  10. ^ Aziz Yıldırım and Zeljko Obradović agree for extend 3 years contract.
  11. ^ Obradovic will sign 3 year extended contract.
  12. ^ "Obradovic and Gherardini extended their contracts". Eurohoops.net. 3 December 2016. 
  13. ^ Preradović, V. (21 May 2017). "Fenerbahče osvojio Evroligu: Srpski trio sa peharom". novosti.rs (in Serbian). Retrieved 19 May 2018. 
  14. ^ "Real Madrid is 2018 EuroLeague champion". euroleague.net. 20 May 2018. Retrieved 20 May 2018. 
  15. ^ "Fenerbahçe Doğuş wins 3rd consecutive Turkish basketball title". dailysabah.com. Daily Sabah. 14 June 2018. Retrieved 15 June 2018. 
  16. ^ a b Avdić, Edin (24 March 2015). "Njih 30 miliona i Željko". mondo.rs. Retrieved 2015-03-25. 
  17. ^ Mitnick, AJ (8 May 2014). "Mitnick: Obradovic too brash to coach in the NBA? Ridiculous". Sheridan Hoops. Retrieved 2015-03-25. 
  18. ^ Whittell, Ian (12 November 2007). "10 reasons to watch the Euroleague". ESPN.com. Retrieved 2015-03-25. 

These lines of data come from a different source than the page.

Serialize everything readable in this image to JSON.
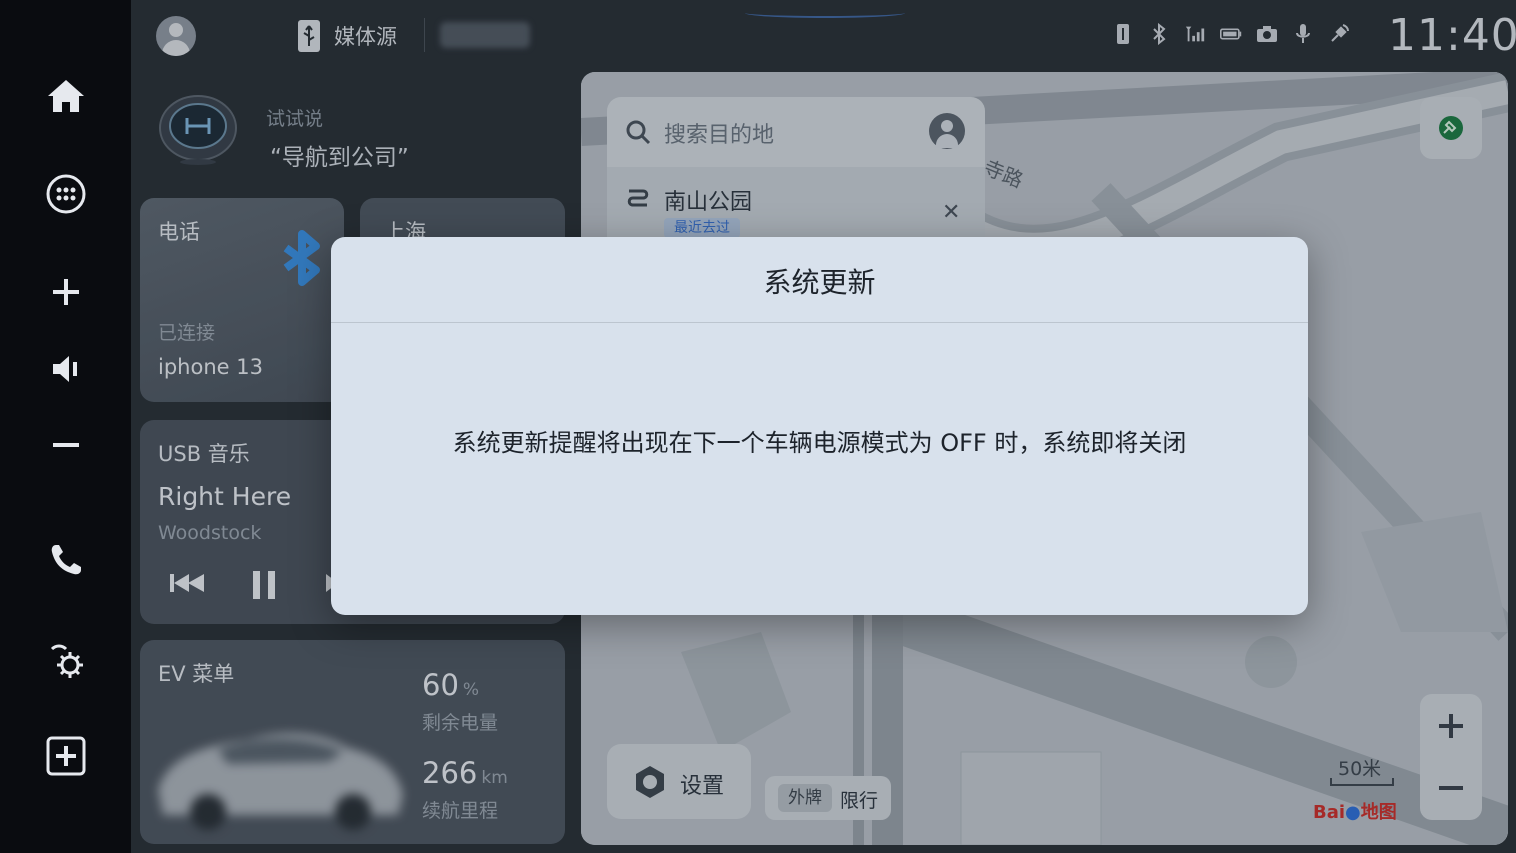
{
  "rail": {
    "items": [
      "home",
      "apps",
      "volume-up",
      "volume",
      "volume-down",
      "phone",
      "settings",
      "add"
    ]
  },
  "status_bar": {
    "media_source_label": "媒体源",
    "time": "11:40",
    "icons": [
      "usb-icon",
      "bluetooth-icon",
      "signal-icon",
      "battery-icon",
      "camera-icon",
      "mic-icon",
      "satellite-icon"
    ]
  },
  "voice": {
    "try_label": "试试说",
    "command": "“导航到公司”"
  },
  "phone_card": {
    "title": "电话",
    "status": "已连接",
    "device": "iphone 13"
  },
  "weather_card": {
    "title": "上海"
  },
  "music_card": {
    "title": "USB 音乐",
    "song": "Right Here",
    "artist": "Woodstock"
  },
  "ev_card": {
    "title": "EV 菜单",
    "battery_value": "60",
    "battery_unit": "%",
    "battery_label": "剩余电量",
    "range_value": "266",
    "range_unit": "km",
    "range_label": "续航里程"
  },
  "map": {
    "search_placeholder": "搜索目的地",
    "recent_name": "南山公园",
    "recent_tag": "最近去过",
    "road_label": "寺路",
    "settings_label": "设置",
    "limit_tag": "外牌",
    "limit_label": "限行",
    "scale": "50米",
    "logo_text": "Bai",
    "logo_suffix": "地图"
  },
  "dialog": {
    "title": "系统更新",
    "message": "系统更新提醒将出现在下一个车辆电源模式为 OFF 时，系统即将关闭"
  },
  "colors": {
    "dialog_bg": "#d8e1ec",
    "rail_bg": "#0a0c10",
    "accent_blue": "#3a73d1"
  }
}
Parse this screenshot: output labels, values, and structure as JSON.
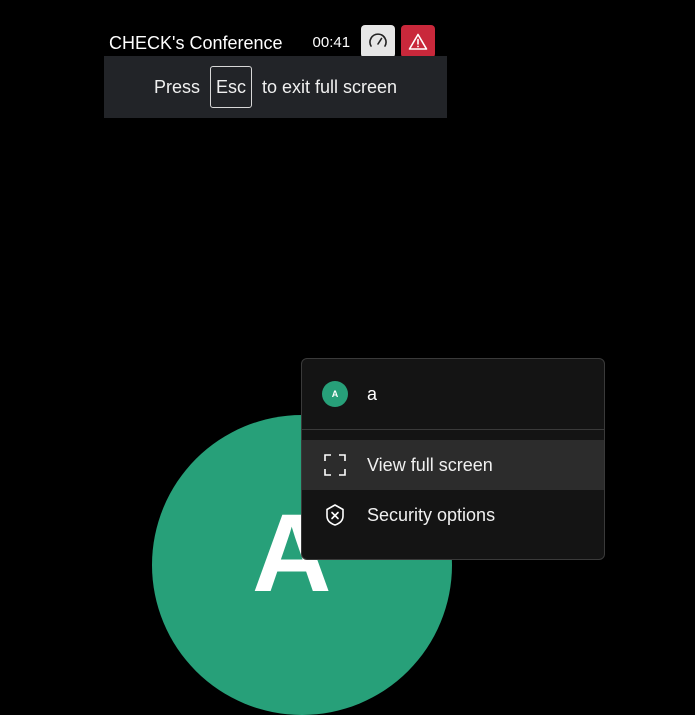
{
  "header": {
    "conference_name": "CHECK's Conference",
    "timer": "00:41"
  },
  "icons": {
    "speed": "speedometer-icon",
    "warning": "warning-icon",
    "fullscreen": "fullscreen-icon",
    "security": "shield-icon"
  },
  "colors": {
    "accent_green": "#27a079",
    "warning_red": "#c9283b"
  },
  "esc_banner": {
    "before": "Press",
    "key": "Esc",
    "after": "to exit full screen"
  },
  "participant": {
    "avatar_letter": "A",
    "initial": "A",
    "name": "a"
  },
  "menu": {
    "items": [
      {
        "label": "View full screen",
        "icon": "fullscreen-icon",
        "highlighted": true
      },
      {
        "label": "Security options",
        "icon": "shield-icon",
        "highlighted": false
      }
    ]
  }
}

  19. ^ from San Antonio Express-News (15 October 2007). "Panathinaikos' Schemes Intrigue Popovich". RealGM. Retrieved 2015-03-25. 
  20. ^ Laurie, Kenny (13 October 2014). "Obradovic shows his players San Antonio Spurs blueprint". Daily Sabah. Retrieved 2015-03-25. 

External links[edit]